A former FBI analyst was sentenced to more than three years in prison Monday for possessing child pornography, The Washington Post reports.

Keith Dietterle, 28, who admitted to sending a pornographic image to an undercover officer, was nabbed in an undercover sting in November.

Dietterle was busted after communicating through a social networking site with an undercover officer who was posing as the father of a young girl, the Post reported.

Dietterle was sentenced to 42 months in prison and 10 years of supervised released, the Post wrote.

 

Man Charged with Trying to Bomb Chicago Bar Accused of Trying to Kill Undercover FBI Agent

Steve Neavling
ticklethewire.com

A teenager accused of trying to bomb a downtown Chicago bar also tried to get an undercover FBI agent killed, the Associated Press reports.

From his jail cell, Adel Daoud is accused of plotting to have someone kill an FBI agent who played a role in a sting that led to this arrest in 2012, the AP wrote.

The 19-year-old now faces a charge of solicitation of murder.

Authorities say Daoud was targeting the FBI agent who posed as a terrorist in New York.

Daoud’s attorney dismissed the claims as outrageous.

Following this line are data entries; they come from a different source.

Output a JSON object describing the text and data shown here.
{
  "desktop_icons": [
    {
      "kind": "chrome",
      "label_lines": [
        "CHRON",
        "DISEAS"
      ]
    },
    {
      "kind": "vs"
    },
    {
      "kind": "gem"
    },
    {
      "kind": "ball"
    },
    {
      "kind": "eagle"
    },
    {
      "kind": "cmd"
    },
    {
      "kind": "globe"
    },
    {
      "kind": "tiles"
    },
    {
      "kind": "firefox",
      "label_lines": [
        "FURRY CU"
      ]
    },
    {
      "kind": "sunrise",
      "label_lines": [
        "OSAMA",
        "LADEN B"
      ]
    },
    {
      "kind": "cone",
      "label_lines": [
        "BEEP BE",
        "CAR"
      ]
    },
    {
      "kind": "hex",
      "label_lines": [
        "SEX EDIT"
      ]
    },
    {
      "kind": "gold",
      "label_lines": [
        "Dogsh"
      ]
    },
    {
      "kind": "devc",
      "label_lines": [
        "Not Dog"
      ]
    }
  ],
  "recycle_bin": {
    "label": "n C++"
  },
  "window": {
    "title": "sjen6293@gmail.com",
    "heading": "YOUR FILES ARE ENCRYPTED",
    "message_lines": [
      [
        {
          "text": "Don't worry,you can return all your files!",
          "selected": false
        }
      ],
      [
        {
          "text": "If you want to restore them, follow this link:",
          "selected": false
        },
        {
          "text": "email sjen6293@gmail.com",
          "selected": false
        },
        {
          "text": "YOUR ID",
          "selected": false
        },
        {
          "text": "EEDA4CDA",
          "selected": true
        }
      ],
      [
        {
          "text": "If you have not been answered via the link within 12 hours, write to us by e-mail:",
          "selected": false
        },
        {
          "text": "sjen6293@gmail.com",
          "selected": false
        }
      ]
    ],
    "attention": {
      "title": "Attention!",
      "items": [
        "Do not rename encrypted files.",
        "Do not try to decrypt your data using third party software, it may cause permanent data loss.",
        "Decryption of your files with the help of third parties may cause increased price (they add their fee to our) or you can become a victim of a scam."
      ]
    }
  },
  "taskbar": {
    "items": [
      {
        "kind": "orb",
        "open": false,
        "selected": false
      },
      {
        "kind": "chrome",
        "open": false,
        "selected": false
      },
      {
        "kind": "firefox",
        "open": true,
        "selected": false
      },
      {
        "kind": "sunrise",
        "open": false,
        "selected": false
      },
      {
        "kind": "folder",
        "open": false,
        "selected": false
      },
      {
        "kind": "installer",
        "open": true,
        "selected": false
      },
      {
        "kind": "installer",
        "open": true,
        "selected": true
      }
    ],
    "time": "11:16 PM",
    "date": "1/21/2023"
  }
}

“The government was pursuing the allegations of a notoriously unreliable street gang jailhouse informant,” attorney Thomas Durkin said.

“These fantastic new charges only further support our previous public position that the trial evidence will show that Adel Daoud is an immature, impressionable and manipulable teenager — not the international terrorist the government seems hell-bent on trying to paint.”

DEA: Tennessee Sheriff’s Deputy Charged in Undercover Cocaine Bust

Steve Neavling
ticklethewire.com 

A sheriff’s deputy in Tennessee found himself on the wrong side of the law this week.

The Murfreesboro Post reports that Rutherford County Deputy Louis R. Parra-Flores, 36, was busted following an undercover drug investigation involving cocaine.

The DEA accuses Flores of attempting to deliver 7 kilograms of cocaine, the Post reported.

“The actions of a few corrupt law enforcement officers harms the reputation of the many dedicated men and women who wear the badge with honor,” said U.S. Attorney Jerry E. Martin.

Former CIA Officer to Plead Guilty to Revealing Identity of Undercover Operative

Steve Neavling
ticklethewire.com

 As part of the Obama administration’s crackdown on leaks, a former CIA officer is expected to plead guilty today to a single charge of disclosing the identity of an undercover CIA operative, the Washington Post reports.

John C. Kiriakou faces up to 30 years in prison for leaking sensitive national defense information to the media.

Kiriakou’s plea is part of an agreement with the Justice Department to drop four other charges.

Kiriakou was charged with violating a 1970s law that makes it illegal to divulge the identities of U.S. intelligence operatives. He would become only the second person convicted of violating that law.

“The government will say that any guilty plea is a win, and the defense will say they were forced into a corner,” said Steven Aftergood, an expert on classification issues with the Federation of American Scientists. “In some sense, they will both be right.”